§ About this exercise
Once every line in the data that follows has been checked for the word "para", give only the number of lines that hold it.

§ Records for this task

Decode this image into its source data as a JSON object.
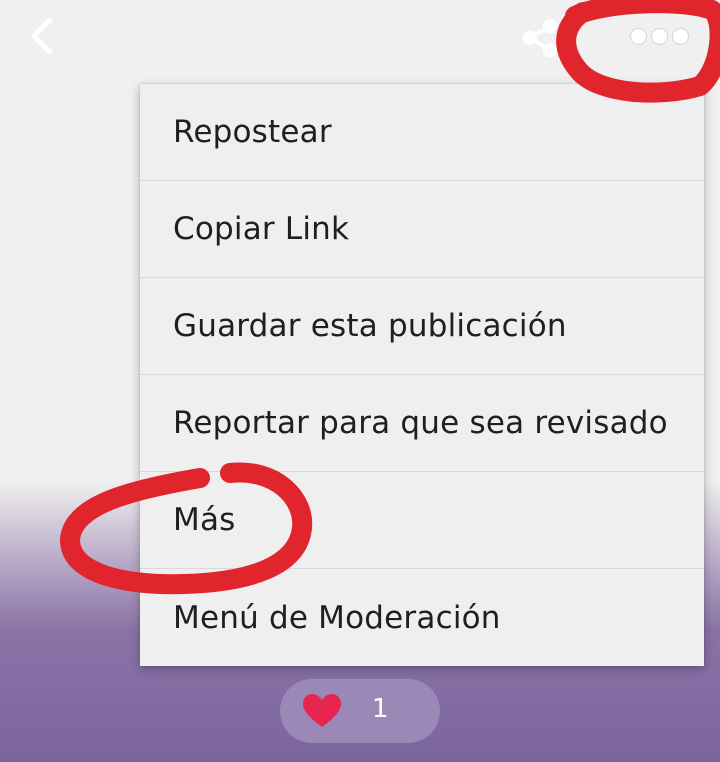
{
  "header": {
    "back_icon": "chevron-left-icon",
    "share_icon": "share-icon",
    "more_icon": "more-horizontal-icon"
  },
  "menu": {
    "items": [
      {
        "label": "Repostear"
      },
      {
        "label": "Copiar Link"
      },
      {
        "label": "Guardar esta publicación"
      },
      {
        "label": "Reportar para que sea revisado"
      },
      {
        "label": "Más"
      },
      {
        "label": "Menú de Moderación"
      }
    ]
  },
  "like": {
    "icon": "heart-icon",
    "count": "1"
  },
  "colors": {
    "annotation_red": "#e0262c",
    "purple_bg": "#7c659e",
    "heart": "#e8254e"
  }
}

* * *

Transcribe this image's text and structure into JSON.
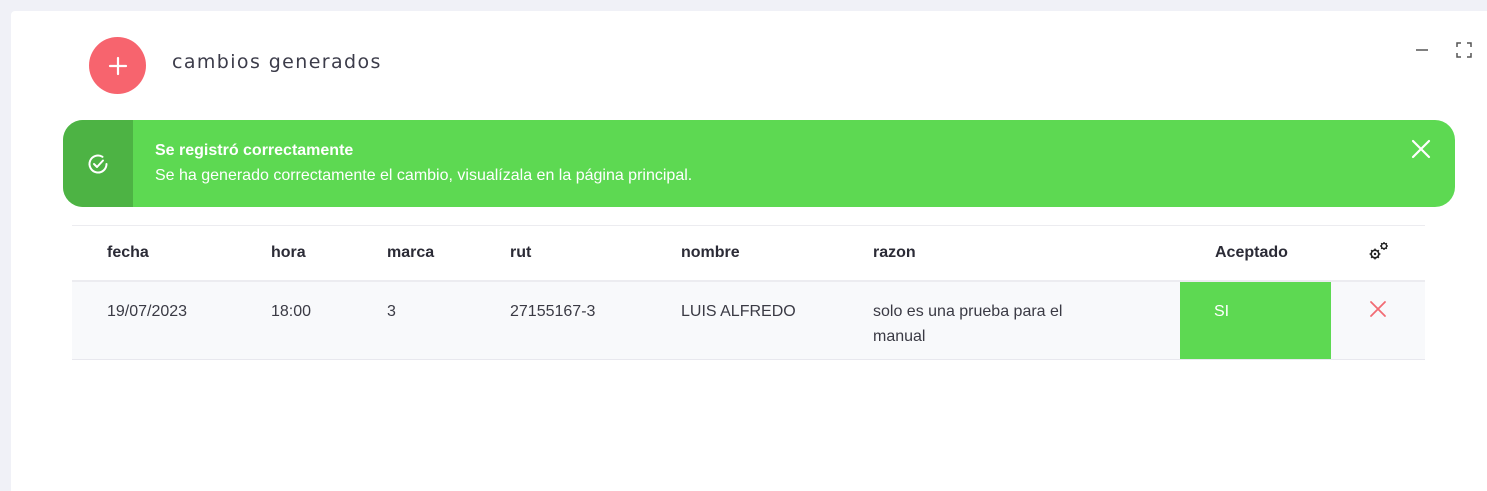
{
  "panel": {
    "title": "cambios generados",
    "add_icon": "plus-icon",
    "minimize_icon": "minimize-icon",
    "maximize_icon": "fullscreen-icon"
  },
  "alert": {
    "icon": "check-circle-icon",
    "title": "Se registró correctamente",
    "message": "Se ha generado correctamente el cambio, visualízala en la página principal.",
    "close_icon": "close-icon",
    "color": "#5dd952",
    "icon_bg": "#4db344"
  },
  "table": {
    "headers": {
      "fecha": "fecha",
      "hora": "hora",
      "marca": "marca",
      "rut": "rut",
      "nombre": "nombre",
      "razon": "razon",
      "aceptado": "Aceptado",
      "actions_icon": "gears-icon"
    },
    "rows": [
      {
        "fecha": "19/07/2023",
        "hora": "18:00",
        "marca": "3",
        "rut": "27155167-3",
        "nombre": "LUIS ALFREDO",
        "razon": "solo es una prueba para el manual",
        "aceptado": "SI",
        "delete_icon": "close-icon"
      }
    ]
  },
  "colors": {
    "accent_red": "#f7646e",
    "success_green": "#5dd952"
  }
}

§ Solved problem
2